  • If your organization is just creating your business architecture now: Study up on the BIZBOK® Guide so that you can get your business objects defined appropriately and your business architecture structured correctly now, so that you have a strong foundation to build upon and use going forward.
  • If your organization already has a business architecture and maybe it’s not exactly based upon well-defined business objects or the methods we’ve discussed here: It’s okay to evolve. You can go cold turkey and reshape your business architecture, or you can work into changes over time. Start by defining your business objects from an enterprise perspective and use those concrete definitions to at least serve as a glossary to underpin the rest of your existing business architecture (e.g, your capability map). Then, you can take additional steps over time to reshape your business architecture when you’re ready.

In Closing…

If your head hurts a little bit after all of that, here’s the good news. The more you just do it, the more it makes sense – and the elegance of it all unfolds. And, if you can understand this, then you pretty much understand the heart of business architecture. Everything just builds on from here.

More Good Stuff…

What Is Business Architecture? (S2E white paper): Just in case you haven’t read it yet, this foundational white paper will help you understand the basics of what business architecture is and is not.

The BIZBOK® Guide (Business Architecture Guild®): Get the full story on it all from the source: the BIZBOK® Guide. Part 2 contains the details on all business architecture domains (e.g., 2.2 for Capability Mapping, 2.4 for Value Mapping, 2.5 for Information Mapping and 2.8 for Stakeholder Mapping). Check out Section 3.8 for more on alignment with requirements, and Part 6 for more on business architecture and IT architecture alignment. (Business Architecture Guild® membership required.)

Business Architecture Webinars (Business Architecture Guild®): There are loads of recorded webinars available on these topics.
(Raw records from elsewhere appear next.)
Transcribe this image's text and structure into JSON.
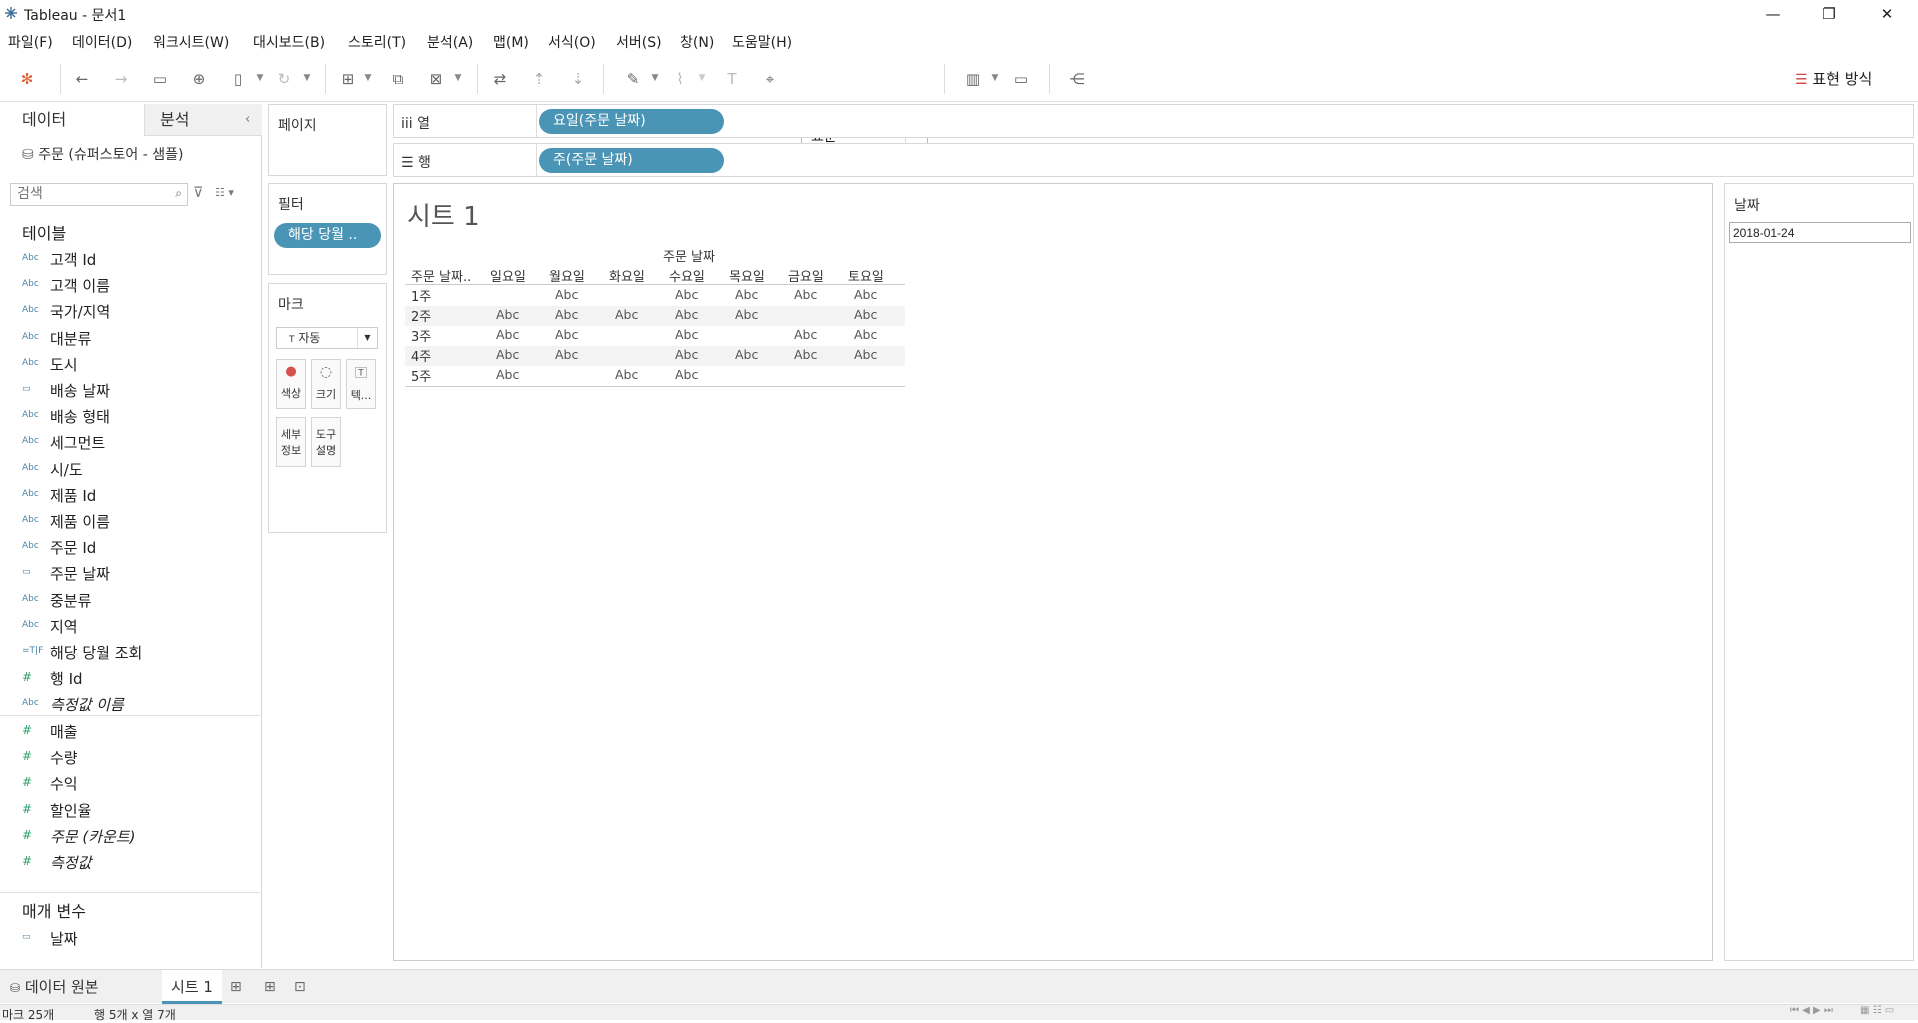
{
  "window": {
    "title": "Tableau - 문서1"
  },
  "menu": [
    "파일(F)",
    "데이터(D)",
    "워크시트(W)",
    "대시보드(B)",
    "스토리(T)",
    "분석(A)",
    "맵(M)",
    "서식(O)",
    "서버(S)",
    "창(N)",
    "도움말(H)"
  ],
  "toolbar": {
    "fit_value": "표준",
    "show_me": "표현 방식"
  },
  "data_pane": {
    "tab_data": "데이터",
    "tab_analysis": "분석",
    "datasource": "주문 (슈퍼스토어 - 샘플)",
    "search_placeholder": "검색",
    "tables_title": "테이블",
    "dimensions": [
      {
        "icon": "Abc",
        "label": "고객 Id"
      },
      {
        "icon": "Abc",
        "label": "고객 이름"
      },
      {
        "icon": "Abc",
        "label": "국가/지역"
      },
      {
        "icon": "Abc",
        "label": "대분류"
      },
      {
        "icon": "Abc",
        "label": "도시"
      },
      {
        "icon": "date",
        "label": "배송 날짜"
      },
      {
        "icon": "Abc",
        "label": "배송 형태"
      },
      {
        "icon": "Abc",
        "label": "세그먼트"
      },
      {
        "icon": "Abc",
        "label": "시/도"
      },
      {
        "icon": "Abc",
        "label": "제품 Id"
      },
      {
        "icon": "Abc",
        "label": "제품 이름"
      },
      {
        "icon": "Abc",
        "label": "주문 Id"
      },
      {
        "icon": "date",
        "label": "주문 날짜"
      },
      {
        "icon": "Abc",
        "label": "중분류"
      },
      {
        "icon": "Abc",
        "label": "지역"
      },
      {
        "icon": "TF",
        "label": "해당 당월 조회"
      },
      {
        "icon": "#",
        "label": "행 Id"
      },
      {
        "icon": "Abc",
        "label": "측정값 이름",
        "italic": true
      }
    ],
    "measures": [
      {
        "icon": "#",
        "label": "매출"
      },
      {
        "icon": "#",
        "label": "수량"
      },
      {
        "icon": "#",
        "label": "수익"
      },
      {
        "icon": "#",
        "label": "할인율"
      },
      {
        "icon": "#",
        "label": "주문 (카운트)",
        "italic": true
      },
      {
        "icon": "#",
        "label": "측정값",
        "italic": true
      }
    ],
    "params_title": "매개 변수",
    "params": [
      {
        "icon": "date",
        "label": "날짜"
      }
    ]
  },
  "shelves": {
    "pages_title": "페이지",
    "columns_label": "열",
    "columns_pill": "요일(주문 날짜)",
    "rows_label": "행",
    "rows_pill": "주(주문 날짜)",
    "filters_title": "필터",
    "filter_pill": "해당 당월 ..",
    "marks_title": "마크",
    "mark_type": "자동",
    "mark_buttons": [
      "색상",
      "크기",
      "텍..."
    ],
    "mark_buttons2": [
      "세부\n정보",
      "도구\n설명"
    ]
  },
  "view": {
    "sheet_title": "시트 1",
    "col_header_title": "주문 날짜",
    "row_header": "주문 날짜..",
    "days": [
      "일요일",
      "월요일",
      "화요일",
      "수요일",
      "목요일",
      "금요일",
      "토요일"
    ],
    "rows": [
      {
        "label": "1주",
        "cells": [
          "",
          "Abc",
          "",
          "Abc",
          "Abc",
          "Abc",
          "Abc"
        ]
      },
      {
        "label": "2주",
        "cells": [
          "Abc",
          "Abc",
          "Abc",
          "Abc",
          "Abc",
          "",
          "Abc"
        ]
      },
      {
        "label": "3주",
        "cells": [
          "Abc",
          "Abc",
          "",
          "Abc",
          "",
          "Abc",
          "Abc"
        ]
      },
      {
        "label": "4주",
        "cells": [
          "Abc",
          "Abc",
          "",
          "Abc",
          "Abc",
          "Abc",
          "Abc"
        ]
      },
      {
        "label": "5주",
        "cells": [
          "Abc",
          "",
          "Abc",
          "Abc",
          "",
          "",
          ""
        ]
      }
    ]
  },
  "param_card": {
    "title": "날짜",
    "value": "2018-01-24"
  },
  "bottom_tabs": {
    "datasource": "데이터 원본",
    "sheet": "시트 1"
  },
  "status": {
    "marks": "마크 25개",
    "rows_cols": "행 5개 x 열 7개"
  }
}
For example, Core Business Architecture Domain Recap, Extended Business Architecture Domain Recap, 20-Minute Capability Mapping, 20-Minute Value Stream Mapping, Mapping Update: Building and Using Information Maps, Stakeholder Mapping, Business-Driven Business/IT Transformation and more. (Business Architecture Guild® membership required.)

The Business Architecture Quick Guide (Business Architecture Guild®): Available on Amazon and Barnes and Noble.

Thinking in Systems: A Primer (book by Donella H. Meadows): Brilliant work. Brilliant human.

Objects of Desire (TED Talk): An interesting TED Talk by Denis Dutton (and illustrated by Andrew Park) that explores the artifacts and images that have intrigued humans for centuries – and why we find them so alluring.